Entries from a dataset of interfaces
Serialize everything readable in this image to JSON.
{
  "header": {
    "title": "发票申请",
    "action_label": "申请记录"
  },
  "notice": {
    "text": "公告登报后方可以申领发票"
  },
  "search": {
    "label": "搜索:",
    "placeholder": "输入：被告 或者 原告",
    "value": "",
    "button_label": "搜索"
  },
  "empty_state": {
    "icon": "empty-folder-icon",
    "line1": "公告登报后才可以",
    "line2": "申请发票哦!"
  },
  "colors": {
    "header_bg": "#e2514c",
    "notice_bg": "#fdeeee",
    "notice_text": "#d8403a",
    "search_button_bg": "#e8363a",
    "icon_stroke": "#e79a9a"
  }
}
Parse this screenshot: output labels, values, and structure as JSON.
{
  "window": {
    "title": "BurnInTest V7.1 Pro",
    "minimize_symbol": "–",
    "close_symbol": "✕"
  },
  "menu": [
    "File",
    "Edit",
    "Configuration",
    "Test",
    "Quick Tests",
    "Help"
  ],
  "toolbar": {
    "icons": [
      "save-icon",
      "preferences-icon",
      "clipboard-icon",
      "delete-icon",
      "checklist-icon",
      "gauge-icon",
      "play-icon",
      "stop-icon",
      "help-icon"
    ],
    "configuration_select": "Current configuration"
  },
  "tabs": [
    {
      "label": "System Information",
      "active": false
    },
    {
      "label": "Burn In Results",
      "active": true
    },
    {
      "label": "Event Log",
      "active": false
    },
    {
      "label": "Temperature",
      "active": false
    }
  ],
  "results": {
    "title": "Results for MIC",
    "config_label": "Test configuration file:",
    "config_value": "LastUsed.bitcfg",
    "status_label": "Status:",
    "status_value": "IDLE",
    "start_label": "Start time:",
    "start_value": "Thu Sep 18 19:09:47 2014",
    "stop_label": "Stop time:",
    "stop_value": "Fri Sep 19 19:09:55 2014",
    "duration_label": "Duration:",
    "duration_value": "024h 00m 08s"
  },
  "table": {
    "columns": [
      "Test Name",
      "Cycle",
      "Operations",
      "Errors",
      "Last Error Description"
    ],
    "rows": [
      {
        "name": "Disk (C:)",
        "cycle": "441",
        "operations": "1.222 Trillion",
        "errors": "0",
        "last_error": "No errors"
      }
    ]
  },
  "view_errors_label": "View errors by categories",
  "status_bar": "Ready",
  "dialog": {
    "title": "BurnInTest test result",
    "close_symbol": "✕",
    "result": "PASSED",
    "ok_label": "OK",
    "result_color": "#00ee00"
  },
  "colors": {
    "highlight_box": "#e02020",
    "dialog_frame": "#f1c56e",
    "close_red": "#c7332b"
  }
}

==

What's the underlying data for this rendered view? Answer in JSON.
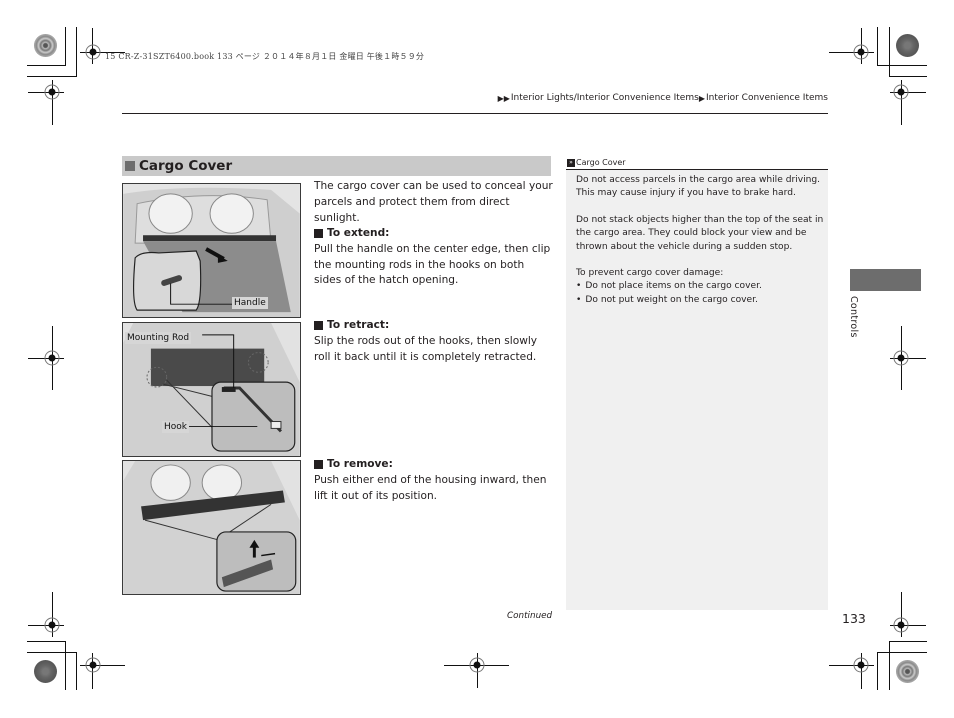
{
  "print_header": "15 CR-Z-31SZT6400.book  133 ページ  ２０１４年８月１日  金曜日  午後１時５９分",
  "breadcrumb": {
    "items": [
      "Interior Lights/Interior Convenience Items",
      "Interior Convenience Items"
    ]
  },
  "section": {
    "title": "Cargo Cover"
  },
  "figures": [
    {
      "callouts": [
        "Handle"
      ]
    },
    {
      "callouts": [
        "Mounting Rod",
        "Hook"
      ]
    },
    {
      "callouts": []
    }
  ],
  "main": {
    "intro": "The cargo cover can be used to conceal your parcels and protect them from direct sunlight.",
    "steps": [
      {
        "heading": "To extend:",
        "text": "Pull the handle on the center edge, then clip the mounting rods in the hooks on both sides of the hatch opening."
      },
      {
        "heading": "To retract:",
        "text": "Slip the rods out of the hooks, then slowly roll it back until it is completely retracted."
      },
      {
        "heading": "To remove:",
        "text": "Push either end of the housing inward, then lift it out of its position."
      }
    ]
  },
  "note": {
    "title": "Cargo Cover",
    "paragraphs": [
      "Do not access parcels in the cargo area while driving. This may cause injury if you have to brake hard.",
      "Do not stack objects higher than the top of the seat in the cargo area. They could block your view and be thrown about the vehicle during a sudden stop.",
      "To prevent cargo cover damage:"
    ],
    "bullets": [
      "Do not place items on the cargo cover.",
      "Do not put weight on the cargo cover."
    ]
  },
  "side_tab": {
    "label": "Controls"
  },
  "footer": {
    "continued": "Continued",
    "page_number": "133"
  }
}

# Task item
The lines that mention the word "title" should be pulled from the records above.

# Solved exercise
    "title": "发票申请",
    "title": "BurnInTest V7.1 Pro",
    "title": "Results for MIC",
    "title": "BurnInTest test result",
    "title": "Cargo Cover"
    "title": "Cargo Cover",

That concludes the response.